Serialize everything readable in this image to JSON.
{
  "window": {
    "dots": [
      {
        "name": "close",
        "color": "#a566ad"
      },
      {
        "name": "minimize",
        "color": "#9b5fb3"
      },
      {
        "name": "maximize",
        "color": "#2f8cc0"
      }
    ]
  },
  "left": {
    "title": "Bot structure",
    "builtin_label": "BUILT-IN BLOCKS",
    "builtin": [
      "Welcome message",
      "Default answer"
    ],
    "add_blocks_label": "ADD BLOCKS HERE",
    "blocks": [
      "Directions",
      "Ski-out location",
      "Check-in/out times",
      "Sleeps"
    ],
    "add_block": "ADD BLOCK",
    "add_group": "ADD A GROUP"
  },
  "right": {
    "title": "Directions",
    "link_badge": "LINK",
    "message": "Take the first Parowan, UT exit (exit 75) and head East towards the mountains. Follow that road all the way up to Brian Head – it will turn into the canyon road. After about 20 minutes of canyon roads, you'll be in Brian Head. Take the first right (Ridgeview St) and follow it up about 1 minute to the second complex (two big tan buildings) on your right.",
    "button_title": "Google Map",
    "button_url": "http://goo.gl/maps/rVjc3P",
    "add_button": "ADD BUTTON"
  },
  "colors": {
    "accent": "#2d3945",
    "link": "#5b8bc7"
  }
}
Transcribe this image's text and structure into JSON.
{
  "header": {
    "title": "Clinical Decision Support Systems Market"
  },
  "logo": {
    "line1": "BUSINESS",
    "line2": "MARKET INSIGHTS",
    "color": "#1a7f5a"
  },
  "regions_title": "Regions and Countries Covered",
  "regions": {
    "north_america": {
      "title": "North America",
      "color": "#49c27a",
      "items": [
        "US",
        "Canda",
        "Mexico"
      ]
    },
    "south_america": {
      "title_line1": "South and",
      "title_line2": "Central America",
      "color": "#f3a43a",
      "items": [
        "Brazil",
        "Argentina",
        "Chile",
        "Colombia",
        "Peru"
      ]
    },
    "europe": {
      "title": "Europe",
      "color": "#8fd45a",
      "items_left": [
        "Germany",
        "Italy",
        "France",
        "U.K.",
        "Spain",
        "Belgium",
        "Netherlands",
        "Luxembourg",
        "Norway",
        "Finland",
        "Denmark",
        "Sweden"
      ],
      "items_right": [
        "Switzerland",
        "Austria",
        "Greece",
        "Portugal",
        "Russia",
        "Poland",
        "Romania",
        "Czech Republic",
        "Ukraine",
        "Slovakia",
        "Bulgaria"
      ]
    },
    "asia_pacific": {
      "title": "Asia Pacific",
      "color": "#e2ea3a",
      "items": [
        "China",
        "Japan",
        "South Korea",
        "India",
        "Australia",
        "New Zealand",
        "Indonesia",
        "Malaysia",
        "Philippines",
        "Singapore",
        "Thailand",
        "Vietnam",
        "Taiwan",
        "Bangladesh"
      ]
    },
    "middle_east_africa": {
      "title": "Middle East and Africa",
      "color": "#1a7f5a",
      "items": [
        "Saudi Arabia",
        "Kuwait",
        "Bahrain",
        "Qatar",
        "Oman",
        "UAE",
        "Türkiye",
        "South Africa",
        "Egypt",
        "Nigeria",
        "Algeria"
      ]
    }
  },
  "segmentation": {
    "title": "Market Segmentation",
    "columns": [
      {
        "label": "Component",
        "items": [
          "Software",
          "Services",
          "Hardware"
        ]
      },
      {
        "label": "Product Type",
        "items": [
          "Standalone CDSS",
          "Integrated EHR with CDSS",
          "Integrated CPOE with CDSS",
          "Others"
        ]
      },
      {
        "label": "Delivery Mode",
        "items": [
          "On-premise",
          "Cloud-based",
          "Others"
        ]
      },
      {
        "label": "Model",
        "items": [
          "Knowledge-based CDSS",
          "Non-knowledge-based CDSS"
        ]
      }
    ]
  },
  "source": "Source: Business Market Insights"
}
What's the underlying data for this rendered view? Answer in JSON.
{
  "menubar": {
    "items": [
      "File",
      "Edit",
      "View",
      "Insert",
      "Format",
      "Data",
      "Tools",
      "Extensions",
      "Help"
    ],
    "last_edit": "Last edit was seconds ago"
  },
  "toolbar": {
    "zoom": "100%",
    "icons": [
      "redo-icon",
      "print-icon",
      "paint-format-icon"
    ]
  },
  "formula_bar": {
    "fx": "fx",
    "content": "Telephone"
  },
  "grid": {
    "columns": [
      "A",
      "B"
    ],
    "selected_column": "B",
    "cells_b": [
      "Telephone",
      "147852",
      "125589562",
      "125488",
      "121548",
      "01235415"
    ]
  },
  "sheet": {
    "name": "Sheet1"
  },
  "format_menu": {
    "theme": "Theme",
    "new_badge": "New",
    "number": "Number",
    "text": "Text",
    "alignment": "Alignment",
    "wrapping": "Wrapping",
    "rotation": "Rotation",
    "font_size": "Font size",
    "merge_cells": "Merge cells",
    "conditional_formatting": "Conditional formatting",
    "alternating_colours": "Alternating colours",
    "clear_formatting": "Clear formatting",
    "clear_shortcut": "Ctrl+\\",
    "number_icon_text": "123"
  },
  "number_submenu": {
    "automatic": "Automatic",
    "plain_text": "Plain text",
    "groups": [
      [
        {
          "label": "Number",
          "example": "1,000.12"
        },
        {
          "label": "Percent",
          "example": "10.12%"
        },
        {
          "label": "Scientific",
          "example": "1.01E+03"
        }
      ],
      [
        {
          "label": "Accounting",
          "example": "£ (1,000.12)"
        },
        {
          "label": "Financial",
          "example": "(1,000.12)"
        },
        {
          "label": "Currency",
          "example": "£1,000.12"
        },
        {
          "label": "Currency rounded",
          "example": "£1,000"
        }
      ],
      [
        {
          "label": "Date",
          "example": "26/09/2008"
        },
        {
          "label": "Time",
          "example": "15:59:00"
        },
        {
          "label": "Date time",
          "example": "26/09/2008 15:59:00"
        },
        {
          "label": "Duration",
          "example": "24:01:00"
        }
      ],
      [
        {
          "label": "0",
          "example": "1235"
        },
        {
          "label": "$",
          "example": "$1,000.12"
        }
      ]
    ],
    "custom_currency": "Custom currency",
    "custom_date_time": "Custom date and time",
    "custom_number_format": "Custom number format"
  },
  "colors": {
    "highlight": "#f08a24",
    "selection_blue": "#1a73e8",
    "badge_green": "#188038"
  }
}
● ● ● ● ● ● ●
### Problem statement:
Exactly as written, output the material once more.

### Solved exercise:
Serialize everything readable in this image to JSON.
{
  "window": {
    "dots": [
      {
        "name": "close",
        "color": "#a566ad"
      },
      {
        "name": "minimize",
        "color": "#9b5fb3"
      },
      {
        "name": "maximize",
        "color": "#2f8cc0"
      }
    ]
  },
  "left": {
    "title": "Bot structure",
    "builtin_label": "BUILT-IN BLOCKS",
    "builtin": [
      "Welcome message",
      "Default answer"
    ],
    "add_blocks_label": "ADD BLOCKS HERE",
    "blocks": [
      "Directions",
      "Ski-out location",
      "Check-in/out times",
      "Sleeps"
    ],
    "add_block": "ADD BLOCK",
    "add_group": "ADD A GROUP"
  },
  "right": {
    "title": "Directions",
    "link_badge": "LINK",
    "message": "Take the first Parowan, UT exit (exit 75) and head East towards the mountains. Follow that road all the way up to Brian Head – it will turn into the canyon road. After about 20 minutes of canyon roads, you'll be in Brian Head. Take the first right (Ridgeview St) and follow it up about 1 minute to the second complex (two big tan buildings) on your right.",
    "button_title": "Google Map",
    "button_url": "http://goo.gl/maps/rVjc3P",
    "add_button": "ADD BUTTON"
  },
  "colors": {
    "accent": "#2d3945",
    "link": "#5b8bc7"
  }
}
Transcribe this image's text and structure into JSON.
{
  "header": {
    "title": "Clinical Decision Support Systems Market"
  },
  "logo": {
    "line1": "BUSINESS",
    "line2": "MARKET INSIGHTS",
    "color": "#1a7f5a"
  },
  "regions_title": "Regions and Countries Covered",
  "regions": {
    "north_america": {
      "title": "North America",
      "color": "#49c27a",
      "items": [
        "US",
        "Canda",
        "Mexico"
      ]
    },
    "south_america": {
      "title_line1": "South and",
      "title_line2": "Central America",
      "color": "#f3a43a",
      "items": [
        "Brazil",
        "Argentina",
        "Chile",
        "Colombia",
        "Peru"
      ]
    },
    "europe": {
      "title": "Europe",
      "color": "#8fd45a",
      "items_left": [
        "Germany",
        "Italy",
        "France",
        "U.K.",
        "Spain",
        "Belgium",
        "Netherlands",
        "Luxembourg",
        "Norway",
        "Finland",
        "Denmark",
        "Sweden"
      ],
      "items_right": [
        "Switzerland",
        "Austria",
        "Greece",
        "Portugal",
        "Russia",
        "Poland",
        "Romania",
        "Czech Republic",
        "Ukraine",
        "Slovakia",
        "Bulgaria"
      ]
    },
    "asia_pacific": {
      "title": "Asia Pacific",
      "color": "#e2ea3a",
      "items": [
        "China",
        "Japan",
        "South Korea",
        "India",
        "Australia",
        "New Zealand",
        "Indonesia",
        "Malaysia",
        "Philippines",
        "Singapore",
        "Thailand",
        "Vietnam",
        "Taiwan",
        "Bangladesh"
      ]
    },
    "middle_east_africa": {
      "title": "Middle East and Africa",
      "color": "#1a7f5a",
      "items": [
        "Saudi Arabia",
        "Kuwait",
        "Bahrain",
        "Qatar",
        "Oman",
        "UAE",
        "Türkiye",
        "South Africa",
        "Egypt",
        "Nigeria",
        "Algeria"
      ]
    }
  },
  "segmentation": {
    "title": "Market Segmentation",
    "columns": [
      {
        "label": "Component",
        "items": [
          "Software",
          "Services",
          "Hardware"
        ]
      },
      {
        "label": "Product Type",
        "items": [
          "Standalone CDSS",
          "Integrated EHR with CDSS",
          "Integrated CPOE with CDSS",
          "Others"
        ]
      },
      {
        "label": "Delivery Mode",
        "items": [
          "On-premise",
          "Cloud-based",
          "Others"
        ]
      },
      {
        "label": "Model",
        "items": [
          "Knowledge-based CDSS",
          "Non-knowledge-based CDSS"
        ]
      }
    ]
  },
  "source": "Source: Business Market Insights"
}
What's the underlying data for this rendered view? Answer in JSON.
{
  "menubar": {
    "items": [
      "File",
      "Edit",
      "View",
      "Insert",
      "Format",
      "Data",
      "Tools",
      "Extensions",
      "Help"
    ],
    "last_edit": "Last edit was seconds ago"
  },
  "toolbar": {
    "zoom": "100%",
    "icons": [
      "redo-icon",
      "print-icon",
      "paint-format-icon"
    ]
  },
  "formula_bar": {
    "fx": "fx",
    "content": "Telephone"
  },
  "grid": {
    "columns": [
      "A",
      "B"
    ],
    "selected_column": "B",
    "cells_b": [
      "Telephone",
      "147852",
      "125589562",
      "125488",
      "121548",
      "01235415"
    ]
  },
  "sheet": {
    "name": "Sheet1"
  },
  "format_menu": {
    "theme": "Theme",
    "new_badge": "New",
    "number": "Number",
    "text": "Text",
    "alignment": "Alignment",
    "wrapping": "Wrapping",
    "rotation": "Rotation",
    "font_size": "Font size",
    "merge_cells": "Merge cells",
    "conditional_formatting": "Conditional formatting",
    "alternating_colours": "Alternating colours",
    "clear_formatting": "Clear formatting",
    "clear_shortcut": "Ctrl+\\",
    "number_icon_text": "123"
  },
  "number_submenu": {
    "automatic": "Automatic",
    "plain_text": "Plain text",
    "groups": [
      [
        {
          "label": "Number",
          "example": "1,000.12"
        },
        {
          "label": "Percent",
          "example": "10.12%"
        },
        {
          "label": "Scientific",
          "example": "1.01E+03"
        }
      ],
      [
        {
          "label": "Accounting",
          "example": "£ (1,000.12)"
        },
        {
          "label": "Financial",
          "example": "(1,000.12)"
        },
        {
          "label": "Currency",
          "example": "£1,000.12"
        },
        {
          "label": "Currency rounded",
          "example": "£1,000"
        }
      ],
      [
        {
          "label": "Date",
          "example": "26/09/2008"
        },
        {
          "label": "Time",
          "example": "15:59:00"
        },
        {
          "label": "Date time",
          "example": "26/09/2008 15:59:00"
        },
        {
          "label": "Duration",
          "example": "24:01:00"
        }
      ],
      [
        {
          "label": "0",
          "example": "1235"
        },
        {
          "label": "$",
          "example": "$1,000.12"
        }
      ]
    ],
    "custom_currency": "Custom currency",
    "custom_date_time": "Custom date and time",
    "custom_number_format": "Custom number format"
  },
  "colors": {
    "highlight": "#f08a24",
    "selection_blue": "#1a73e8",
    "badge_green": "#188038"
  }
}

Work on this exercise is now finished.